Jun 28, 7:00 AM
About the event
Beverly Keel This Nashville native has a long list of accomplishments from reporter for the Banner to the first woman dean of Media and Entertainment at MTSU. But that isn't the half of it. In her spare time, she helped start a movement to help remove the racist and sexist underpinnings in the country music industry., that spread to many entertainment platforms. And she did it with wit, charm and determination.
Beverly Keel is dean of MTSU’s College of Media and Entertainment and a music industry activist who works for gender and racial equality in the music industry. She was recently named a national “Change Agent” by Billboard for her efforts with Nashville Music Equality, which she co-founded in 2020 to create an anti-racist environment in the Nashville music industry.
She was recently named Person of the Year by the Murfreesboro Post for her university and social justice work.
She is also an award-winning music journalist whose work has appeared in People, Parade, InStyle, New York, Rolling Stone, The Tennessean, and many other publications.
In 2014, she joined forces with Tracy Gershon and Leslie Fram to create Change the Conversation, which has become an influential movement in the area of gender equality in country music. Forbes included her on its national list of “40 Women to Watch Over 40,” a group of innovative women recognized for disrupting industry and society.
She also serves as publicist for Jamey Johnson and has been a consultant for various projects and artists, such as Alison Krauss, Lionel Richie and Scotty McCreery. She has hosted album-launch events for artists including Don Henley and Barry Gibb.
She has been a professor in MTSU’s Department of Recording Industry since 1995 and became chair of the department in 2013. She took a leave of absence to serve as senior vice president of artist and media relations for Universal Music Group Nashville, where she was responsible for the media campaigns of projects, including Lionel Richie, Vince Gill, Sugarland, Shania Twain, George Strait and many more.
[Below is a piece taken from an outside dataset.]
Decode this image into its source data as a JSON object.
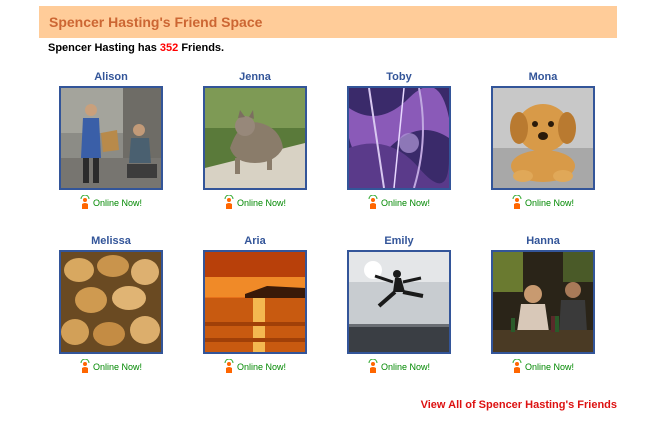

A former columnist for the Tennessean, Nashville Scene and Nashville Banner newspapers, her journalism has received awards from the Associated Press and the Association of American Newsweeklies and was honored with the Charlie Lamb Award for Excellence in Country Music Journalism. She is also the past president of the International Association for the Study of Popular Music-US.
A graduate of Leadership Music, Leadership Middle Tennessee and Leadership Nashville, she is on the boards of the Academy of Country Music, YWCA and the W.O. Smith School. She has served on the boards of the Country Music Association, Recording Academy, TPAC and the Mayor’s Music Council. She is an editorial board member of the Journal of Popular Music Studies and a member of the International Women’s Forum. She is a past president of the International Association for the Study of Popular Music-US.
She was inducted into the SOURCE Hall of Fame for female executives in 2019. She was also inducted into the Nashville Business Journal’s Women in Music City Awards’ Hall of Fame and the Metro Nashville Public Schools Hall of Fame. She recently received the Cornerstone Award from Nashville Women in Film & Television.
She was one of the YWCA’s 2016 Academy for Women of Achievement honorees. She was included in 2016’s annual music City Impact Report by Variety magazine, which profiles the top artists and executives in Nashville entertainment today.
A Nashville native, she earned her bachelor’s degree from MTSU and her master’s degree from the Columbia University Graduate School of Journalism.